I gave a talk in Mountain View at the South Bay .Net User Group meeting on August 5th. This was a general talk about ClickOnce Deployment and how to use it. Almost everyone in the room was a Windows Forms or WPF developer, which seems rarer and rarer these days as people migrate to web applications. There were a lot of questions, and a lot of good discussion about things that people would like changed in ClickOnce deployment.

The most frequently requested feature in that meeting and in the MSDN ClickOnce Forum is to install a ClickOnce application for all users rather than a specific user.

This is difficult because the files are stored in the user’s profile, where the user has read/write privileges. One of the design goals of ClickOnce is to provide a deployment technique that allows customers to install applications without elevated privileges. Installing an application for all users requires privileges.

Another design goal was to protect the client machine from problems caused by software installations. Do you remember “dll hell”? This was the problem that happened when another application came along and replaced a dll that you were dependent on, and caused problems for your application, or vice versa.

In a ClickOnce deployment, it is possible to include most of the dll’s locally with the deployment, rather than installing them in the GAC or the windows system directory. (This is excluding, of course, the .NET Framework and other prerequisite applications such as SQLServer Express.) You can even deploy the SQL Compact Edition dll’s or DirectX dll’s. This allows you to maintain strict version control on the dll’s that you include in your deployment. Microsoft would have to figure out a way to handle this if the application were deployed for all users; if they weren’t careful, you could easily end up in dll hell again.

On the other hand, if they just chose to put the files under the All Users profile, once again you have the permissions problem that Microsoft sought to handle with ClickOnce deployment, because the user can’t write to those files without elevated privileges. Also, If Microsoft stored the deployed files in the “All Users” folder, they would have to figure out what to do if UserA was logged on using the application, and then UserB logged on and there was an update available. Do you kick off UserA? Do you forego the update because UserA is already running the application? What is UserA always leaves his account logged on? How will you ever do an update?
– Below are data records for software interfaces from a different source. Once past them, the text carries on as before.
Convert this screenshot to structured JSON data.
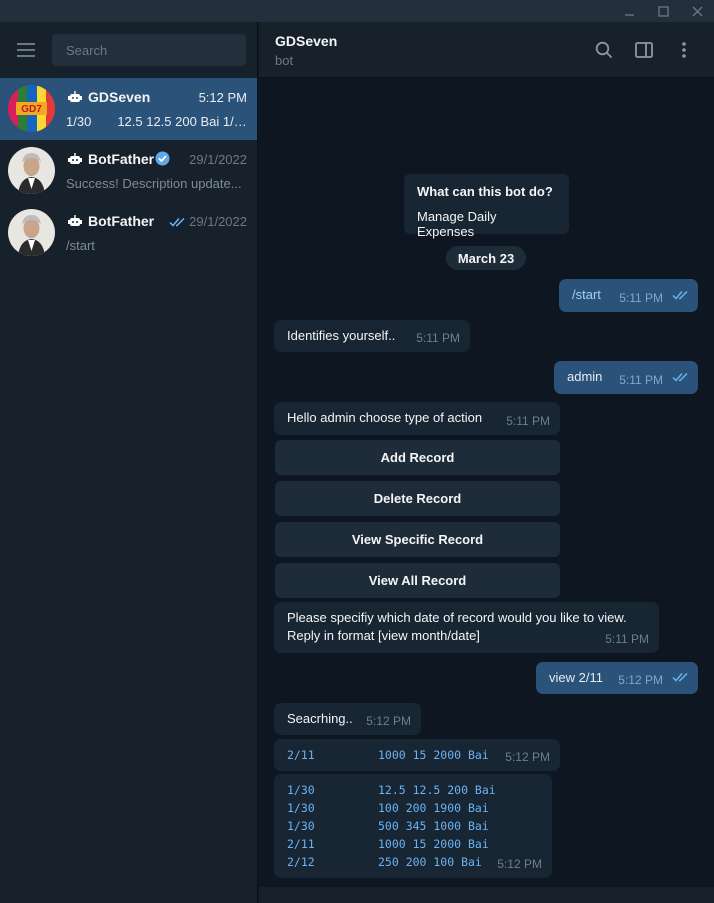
{
  "sidebar": {
    "search_placeholder": "Search",
    "chats": [
      {
        "name": "GDSeven",
        "time": "5:12 PM",
        "preview_left": "1/30",
        "preview_right": "12.5 12.5 200 Bai 1/3...",
        "active": true
      },
      {
        "name": "BotFather",
        "time": "29/1/2022",
        "preview": "Success! Description update...",
        "verified": true
      },
      {
        "name": "BotFather",
        "time": "29/1/2022",
        "preview": "/start",
        "read": true
      }
    ]
  },
  "header": {
    "title": "GDSeven",
    "subtitle": "bot"
  },
  "bot_info": {
    "title": "What can this bot do?",
    "text": "Manage Daily Expenses"
  },
  "date_separator": "March 23",
  "messages": {
    "m1": {
      "text": "/start",
      "time": "5:11 PM"
    },
    "m2": {
      "text": "Identifies yourself..",
      "time": "5:11 PM"
    },
    "m3": {
      "text": "admin",
      "time": "5:11 PM"
    },
    "m4": {
      "text": "Hello admin choose type of action",
      "time": "5:11 PM"
    },
    "m5": {
      "line1": "Please specifiy which date of record would you like to view.",
      "line2": "Reply in format [view month/date]",
      "time": "5:11 PM"
    },
    "m6": {
      "text": "view 2/11",
      "time": "5:12 PM"
    },
    "m7": {
      "text": "Seacrhing..",
      "time": "5:12 PM"
    },
    "m8": {
      "date": "2/11",
      "values": "1000 15 2000 Bai",
      "time": "5:12 PM"
    },
    "m9": {
      "rows": [
        {
          "date": "1/30",
          "values": "12.5 12.5 200 Bai"
        },
        {
          "date": "1/30",
          "values": "100 200 1900 Bai"
        },
        {
          "date": "1/30",
          "values": "500 345 1000 Bai"
        },
        {
          "date": "2/11",
          "values": "1000 15 2000 Bai"
        },
        {
          "date": "2/12",
          "values": "250 200 100 Bai"
        }
      ],
      "time": "5:12 PM"
    }
  },
  "keyboard": {
    "add": "Add Record",
    "delete": "Delete Record",
    "view_specific": "View Specific Record",
    "view_all": "View All Record"
  },
  "colors": {
    "accent": "#2b5278",
    "check": "#6ab3f3",
    "background": "#0e1621",
    "panel": "#17212b"
  }
}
This request has been passed on to Microsoft, but I haven’t heard of any plans to include a change to this in .NET 4.0, so I wouldn’t expect any quick results. Doing an all-users install is counter to the design goals of ClickOnce deployment, so I think it’s going to be something everyone has to live with, at least for now. Using XCopy or a setup & deployment package and rolling your own incremental update methodology would be the way to go if you absolutely have to have an All Users installation.